Learner Engagement Soars! Read All About It!

Wednesday, October 12th, 2011

I can hear myself say it…Any questions?

From Elliott Masie’s Learning Trends blog: 9 seconds – The number of seconds between the time an instructor asks a question and the next sound that they make! Unfortunately, most teachers ask, “Any questions?” and, in less than 3 seconds, start to speak again.” It takes a learner many seconds to recognize that you have stopped teaching and asked for a question, review what you said, evaluate what they would like to ask, formulate the question, raise their hand and then ask it! Not possible in 3 seconds!! Masie suggests to extend your wait time to at least 9 seconds in order to give learners a chance to formulate a question and respond.

Storytelling as a Teaching and Learning Tool

Tuesday, October 11th, 2011

Have you taught a class and had someone ask, why is this important to me? Stories are a means of engaging students, and can create a memorable way to process new information. The following link will take you to a posting by Connie Malamed, an eLearning, information and visual designer, with a Masters Degree in Instructional Design & Technology. Connie has posted 10 reasons why stories are important for learning.

Click here to read the posting

Geek Speak

Wednesday, September 28th, 2011

This isn’t a new question.
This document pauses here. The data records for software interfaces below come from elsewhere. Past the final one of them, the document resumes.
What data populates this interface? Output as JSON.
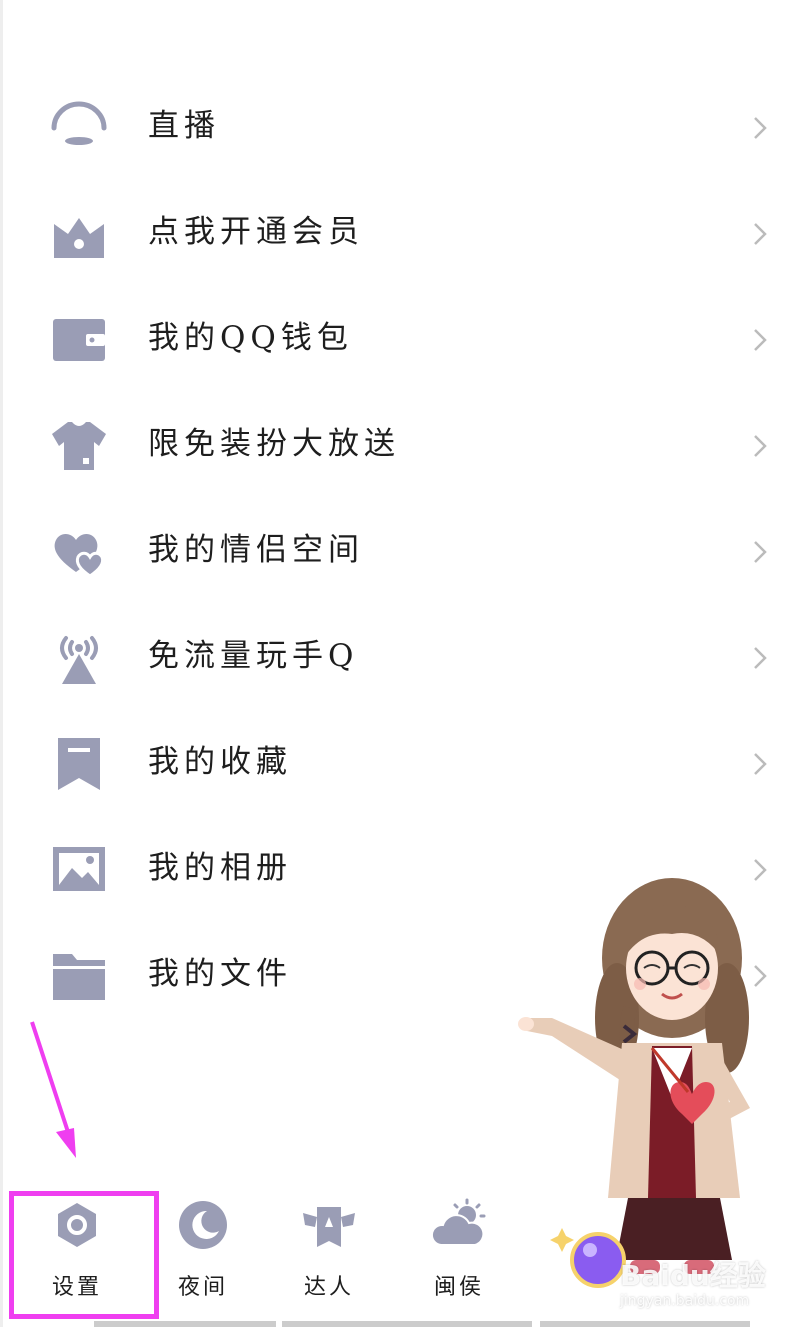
{
  "colors": {
    "icon": "#9a9db5",
    "text": "#1e1e1e",
    "chevron": "#bbbbbb",
    "highlight": "#ef3ef0"
  },
  "menu": {
    "items": [
      {
        "label": "直播",
        "icon": "live-icon"
      },
      {
        "label": "点我开通会员",
        "icon": "crown-icon"
      },
      {
        "label": "我的QQ钱包",
        "icon": "wallet-icon"
      },
      {
        "label": "限免装扮大放送",
        "icon": "tshirt-icon"
      },
      {
        "label": "我的情侣空间",
        "icon": "couple-hearts-icon"
      },
      {
        "label": "免流量玩手Q",
        "icon": "signal-tower-icon"
      },
      {
        "label": "我的收藏",
        "icon": "bookmark-icon"
      },
      {
        "label": "我的相册",
        "icon": "photo-icon"
      },
      {
        "label": "我的文件",
        "icon": "folder-icon"
      }
    ]
  },
  "bottom_bar": {
    "settings": {
      "label": "设置",
      "icon": "settings-icon"
    },
    "night": {
      "label": "夜间",
      "icon": "moon-icon"
    },
    "expert": {
      "label": "达人",
      "icon": "winged-badge-icon"
    },
    "weather": {
      "label": "闽侯",
      "icon": "weather-icon"
    }
  },
  "watermark": {
    "text": "Baidu经验",
    "url_text": "jingyan.baidu.com"
  }
}
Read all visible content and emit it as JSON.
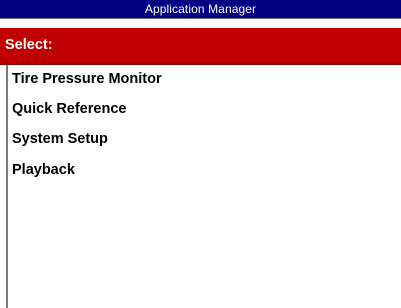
{
  "window": {
    "title": "Application Manager"
  },
  "header": {
    "label": "Select:"
  },
  "menu": {
    "items": [
      {
        "label": "Tire Pressure Monitor"
      },
      {
        "label": "Quick Reference"
      },
      {
        "label": "System Setup"
      },
      {
        "label": "Playback"
      }
    ]
  },
  "colors": {
    "titlebar_bg": "#000080",
    "header_bg": "#c00000",
    "list_bg": "#ffffff",
    "text": "#000000"
  }
}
Should I use jargon in my presentations, classes, etc.? Even when we believe that we know our audience, I think that this short, humourous video answers the question once and for all.

Mobile Learning and the Inverted Classroom

Wednesday, September 7th, 2011

I recently attended the 2011 Summer Institute on Distance Learning and Instructional Technology (SIDLIT); a yearly event at Johnson County Community College (JCCC) in Overland Park, KS []. Below are some notes from a session presented by Tracy Newman, Educational Technology Analyst at JCCC, on inverting the classroom to improve synthesis of new information by students.

Problem: Accessibility of Help

Students need help with assimilation of new information before they do homework; however, teachers are busy delivering the lecture during class time.

Solution: New approaches to Transmission

• Deliver new content via a short video tutorial or a podcast prior to class. Students arrive at class and are ready to apply what they learned.
• The video lecture is the homework; lecture time is now freed up to review the homework, answer questions.
• Provide students with a study or notes guide to complete while watching the video or podcast.
• Provide harder examples in the classroom allowing knowledge to build.
• Quiz at the beginning of class on material from the homework.
• Students as teachers: students reteach the material from homework to a small group.

Mentioned in the session and available on SlideShare: Inverting the Classroom, Improving Student Learning.

“Instead of teaching by telling, I am teaching by questioning.” – Eric Mazur. Science. 323, 50-51. 2009.

-Rebecca Brown